TIME wrote of Prisoner of the State: “Zhao might be more dangerous in death than he is in life.” It is, in fact, the power quotation, lying neatly atop the inside fold of the front cover, prefacing the summary — and indeed the book itself — with a promise of power. Whether this is the work of savvy advertisers or naive dreamers is unclear, but after reading Prisoner of the State one thing seems clear: Zhao isn’t any more of a threat to the Party now than he was before his death in 2005.

Prisoner of the State is not a revolution, nor will it cause one. Once you get that expectation out of your head, though, it’s a fascinating look into the inner workings of the CCP. This is not just Zhao’s diary of the Tiananmen crisis; in fact, Zhao’s account of that incident is a scant forty-five pages, after which he delves into other matters including his house arrest and his history within the Party fighting to advance economic reforms. He also offers his thoughts on how China should change, but there’s little of interest to see there.
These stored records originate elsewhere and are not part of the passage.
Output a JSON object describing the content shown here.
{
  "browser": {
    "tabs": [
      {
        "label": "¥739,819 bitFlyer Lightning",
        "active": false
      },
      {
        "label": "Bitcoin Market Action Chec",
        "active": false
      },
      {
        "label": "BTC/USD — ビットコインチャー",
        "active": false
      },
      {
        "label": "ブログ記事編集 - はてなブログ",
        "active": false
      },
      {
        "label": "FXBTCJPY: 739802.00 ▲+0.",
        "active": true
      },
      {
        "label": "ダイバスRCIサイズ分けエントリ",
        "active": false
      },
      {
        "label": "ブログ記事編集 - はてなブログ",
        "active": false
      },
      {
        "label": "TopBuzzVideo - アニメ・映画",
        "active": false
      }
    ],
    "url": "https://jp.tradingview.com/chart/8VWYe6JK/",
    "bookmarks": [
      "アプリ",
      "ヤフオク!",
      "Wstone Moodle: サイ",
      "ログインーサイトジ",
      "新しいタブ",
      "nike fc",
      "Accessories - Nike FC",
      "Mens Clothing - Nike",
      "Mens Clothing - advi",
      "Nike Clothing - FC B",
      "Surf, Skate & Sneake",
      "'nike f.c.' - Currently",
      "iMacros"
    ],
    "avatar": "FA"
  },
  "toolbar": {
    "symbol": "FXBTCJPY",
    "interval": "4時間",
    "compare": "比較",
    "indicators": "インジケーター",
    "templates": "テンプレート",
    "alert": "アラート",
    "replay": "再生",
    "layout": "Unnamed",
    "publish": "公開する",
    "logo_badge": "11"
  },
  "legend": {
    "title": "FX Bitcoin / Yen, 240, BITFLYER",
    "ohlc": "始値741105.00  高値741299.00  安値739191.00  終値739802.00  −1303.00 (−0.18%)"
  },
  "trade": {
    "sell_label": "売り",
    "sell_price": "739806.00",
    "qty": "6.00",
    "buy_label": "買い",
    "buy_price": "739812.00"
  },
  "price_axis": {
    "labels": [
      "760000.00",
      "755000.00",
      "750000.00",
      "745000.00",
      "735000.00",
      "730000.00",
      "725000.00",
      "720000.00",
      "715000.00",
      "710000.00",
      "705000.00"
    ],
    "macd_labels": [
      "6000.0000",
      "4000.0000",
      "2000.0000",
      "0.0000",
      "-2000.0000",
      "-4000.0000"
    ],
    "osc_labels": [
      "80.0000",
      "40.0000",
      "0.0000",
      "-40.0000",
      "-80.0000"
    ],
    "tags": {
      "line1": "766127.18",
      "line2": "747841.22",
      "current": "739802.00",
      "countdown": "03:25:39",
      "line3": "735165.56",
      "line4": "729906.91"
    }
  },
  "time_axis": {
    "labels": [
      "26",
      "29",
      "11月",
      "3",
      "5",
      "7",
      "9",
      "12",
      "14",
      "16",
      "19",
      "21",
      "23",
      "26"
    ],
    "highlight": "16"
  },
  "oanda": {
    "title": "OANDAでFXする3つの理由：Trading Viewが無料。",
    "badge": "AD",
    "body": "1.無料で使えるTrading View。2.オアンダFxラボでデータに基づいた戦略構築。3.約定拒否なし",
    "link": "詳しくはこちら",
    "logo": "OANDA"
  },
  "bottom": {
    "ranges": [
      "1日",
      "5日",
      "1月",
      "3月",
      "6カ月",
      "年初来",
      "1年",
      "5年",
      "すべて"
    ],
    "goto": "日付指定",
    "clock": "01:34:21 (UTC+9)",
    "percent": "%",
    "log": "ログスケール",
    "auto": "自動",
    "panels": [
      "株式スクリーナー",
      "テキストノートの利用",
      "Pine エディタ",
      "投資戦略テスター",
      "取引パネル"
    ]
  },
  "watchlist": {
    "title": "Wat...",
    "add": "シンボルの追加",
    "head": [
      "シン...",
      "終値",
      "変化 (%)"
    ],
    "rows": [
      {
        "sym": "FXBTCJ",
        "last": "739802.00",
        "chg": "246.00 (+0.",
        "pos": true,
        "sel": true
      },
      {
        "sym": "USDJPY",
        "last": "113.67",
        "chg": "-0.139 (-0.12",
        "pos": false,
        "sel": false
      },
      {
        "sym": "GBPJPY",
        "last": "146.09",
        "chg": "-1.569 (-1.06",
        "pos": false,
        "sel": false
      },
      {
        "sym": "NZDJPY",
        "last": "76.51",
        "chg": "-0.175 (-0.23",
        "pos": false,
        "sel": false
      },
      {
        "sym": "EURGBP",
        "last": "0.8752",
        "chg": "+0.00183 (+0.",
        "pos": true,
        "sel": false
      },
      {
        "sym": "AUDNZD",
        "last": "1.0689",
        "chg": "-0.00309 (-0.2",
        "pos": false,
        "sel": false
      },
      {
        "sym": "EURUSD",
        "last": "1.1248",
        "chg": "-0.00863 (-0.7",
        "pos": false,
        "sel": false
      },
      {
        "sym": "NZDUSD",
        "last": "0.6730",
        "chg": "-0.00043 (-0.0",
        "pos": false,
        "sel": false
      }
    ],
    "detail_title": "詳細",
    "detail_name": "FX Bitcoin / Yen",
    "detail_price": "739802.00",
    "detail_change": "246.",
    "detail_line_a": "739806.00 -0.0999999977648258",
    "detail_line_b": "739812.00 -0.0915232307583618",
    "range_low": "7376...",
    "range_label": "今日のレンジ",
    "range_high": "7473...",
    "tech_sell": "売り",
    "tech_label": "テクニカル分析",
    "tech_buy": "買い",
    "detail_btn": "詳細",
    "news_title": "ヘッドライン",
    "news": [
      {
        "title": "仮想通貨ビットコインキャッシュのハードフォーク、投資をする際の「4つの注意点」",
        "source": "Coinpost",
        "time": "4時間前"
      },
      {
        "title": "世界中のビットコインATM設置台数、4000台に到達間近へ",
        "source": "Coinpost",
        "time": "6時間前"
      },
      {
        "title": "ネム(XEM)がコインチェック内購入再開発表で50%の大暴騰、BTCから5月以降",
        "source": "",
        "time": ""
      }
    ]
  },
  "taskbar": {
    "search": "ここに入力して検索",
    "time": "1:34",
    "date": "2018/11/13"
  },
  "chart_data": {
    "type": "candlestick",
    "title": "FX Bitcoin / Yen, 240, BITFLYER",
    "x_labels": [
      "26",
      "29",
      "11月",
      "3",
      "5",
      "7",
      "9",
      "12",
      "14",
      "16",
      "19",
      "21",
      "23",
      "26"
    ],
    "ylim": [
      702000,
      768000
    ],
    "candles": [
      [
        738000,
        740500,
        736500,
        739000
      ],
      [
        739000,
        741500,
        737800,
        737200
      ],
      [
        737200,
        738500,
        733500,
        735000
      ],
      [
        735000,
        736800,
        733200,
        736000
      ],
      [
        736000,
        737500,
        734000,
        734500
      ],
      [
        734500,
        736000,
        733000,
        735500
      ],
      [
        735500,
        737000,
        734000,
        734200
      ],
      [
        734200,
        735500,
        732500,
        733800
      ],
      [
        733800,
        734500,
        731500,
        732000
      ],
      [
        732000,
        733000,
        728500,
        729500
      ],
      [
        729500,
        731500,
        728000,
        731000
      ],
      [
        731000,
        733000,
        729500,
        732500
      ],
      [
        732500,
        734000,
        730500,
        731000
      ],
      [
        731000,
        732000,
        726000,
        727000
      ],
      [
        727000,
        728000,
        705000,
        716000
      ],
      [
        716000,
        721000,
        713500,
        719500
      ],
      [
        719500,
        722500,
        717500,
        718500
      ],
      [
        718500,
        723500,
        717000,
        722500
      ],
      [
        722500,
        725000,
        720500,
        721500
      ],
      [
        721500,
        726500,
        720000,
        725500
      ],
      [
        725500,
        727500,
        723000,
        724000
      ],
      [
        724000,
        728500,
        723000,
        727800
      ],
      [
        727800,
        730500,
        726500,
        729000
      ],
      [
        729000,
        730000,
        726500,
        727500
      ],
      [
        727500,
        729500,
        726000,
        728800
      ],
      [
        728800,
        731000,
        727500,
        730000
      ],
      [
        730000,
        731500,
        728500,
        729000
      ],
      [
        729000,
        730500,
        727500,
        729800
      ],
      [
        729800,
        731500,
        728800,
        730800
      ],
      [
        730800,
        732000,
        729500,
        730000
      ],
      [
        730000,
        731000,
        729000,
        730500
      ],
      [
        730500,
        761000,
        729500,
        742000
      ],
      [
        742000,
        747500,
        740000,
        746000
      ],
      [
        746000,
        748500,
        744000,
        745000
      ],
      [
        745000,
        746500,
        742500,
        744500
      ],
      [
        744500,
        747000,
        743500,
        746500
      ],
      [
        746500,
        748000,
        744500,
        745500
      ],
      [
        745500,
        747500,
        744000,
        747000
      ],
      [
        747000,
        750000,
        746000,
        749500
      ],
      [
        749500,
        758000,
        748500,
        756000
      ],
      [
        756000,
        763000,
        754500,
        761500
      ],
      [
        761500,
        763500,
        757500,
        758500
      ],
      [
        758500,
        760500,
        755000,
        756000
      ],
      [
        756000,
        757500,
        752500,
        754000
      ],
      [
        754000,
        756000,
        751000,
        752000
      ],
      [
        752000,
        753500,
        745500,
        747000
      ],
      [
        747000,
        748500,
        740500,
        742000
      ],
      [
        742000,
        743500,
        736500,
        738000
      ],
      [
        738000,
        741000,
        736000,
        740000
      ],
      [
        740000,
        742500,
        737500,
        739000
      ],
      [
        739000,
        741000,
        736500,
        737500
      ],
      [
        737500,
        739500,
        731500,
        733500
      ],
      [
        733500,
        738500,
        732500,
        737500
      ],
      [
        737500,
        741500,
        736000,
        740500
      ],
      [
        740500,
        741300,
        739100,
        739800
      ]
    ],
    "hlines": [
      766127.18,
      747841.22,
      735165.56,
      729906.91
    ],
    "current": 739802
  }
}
Zhao dictated the contents of Prisoner of the State onto audio tapes in the early 1990s; his analysis of what future-China needs isn’t particularly deep and parts of it are already outdated.

What it comes down to, then, is whether or not you’re interested in the back-room dealings that seem to have governed nearly every aspect of the CCP decision-making process. There’s backstabbing and intrigue aplenty, most interestingly during 1989, when every word of Zhao’s speeches was carefully scrutinized by opponents eager to see him fall. There’s the not-so-surprising revelation that Deng Xiaoping’s word was more or less law; once Deng’s opinion turned against Zhao, Zhao implies, there was nothing for him to do. By the time he appeared in the Square and made his famous speech (pictured above), his career was already dead.

Most of the book is focused on the economic development of the 1980s, and the various forces within the Party that were working for (or against that). Factions under the banners of Party elders, who had few official titles but massive influence, clash repeatedly, though Zhao is mostly shielded from the fray by Deng and Hu Yaobang until 1989. Though technically he was one of the most important people in China, one sometimes gets the impression that Zhao is a bit like Calvin and Hobbes barreling down tree-lined slopes in their red wagon: he isn’t so much driving as throwing his weight around trying to prevent narrow misses and put off the inevitable moment when the thing plows into a tree and he’s thrown clear. That’s right, China is a wagon in this metaphor!

Anyway, for me the most telling portion of the book was the chapter on Zhao’s house arrest, when the topic turns abruptly from the life-and-death political games of the leaders of one of the world’s largest countries to Zhao’s struggle to get his captors to let him play golf. Zhao loved golf, and repeatedly threatened to walk out his door and “take the bus” to the course, a threat which he reports often got them to send over a car and let him play a few rounds. When he’s not playing golf, or trying to play golf, he’s working on the minutia of his case, pointing out Party rule infractions that made his dismissal illegal. Of course, no one is listening — generally, no one even responds.

And that, I think, will likely be the effect of Prisoner of the State. It’s a fascinating resource for scholars, but it’s about as “dangerous” as Zhao’s letters to his old colleagues in the Party: no one [in China] is listening, and even if they were, the time has passed. Zhao, Deng, Hu Yaobang, Chen Yun, and most of the other major players in Zhao’s memoir are dead. Those that are still alive (most notably Wen Jiabao, China’s current Premier and Zhao’s chief assistant in 1989) are surprisingly absent from the text, perhaps by design.

Another June 4th has passed, and it seems unlikely that Prisoner of the State will be the thing that finally gets the government to admit its mistake. Still, the book offers a deeper understanding of that night to those seeking it, and perhaps more valuable, a deeper understanding of the progresses and setbacks that led up to it. Zhao may not be dangerous in death, but that doesn’t mean he’s boring.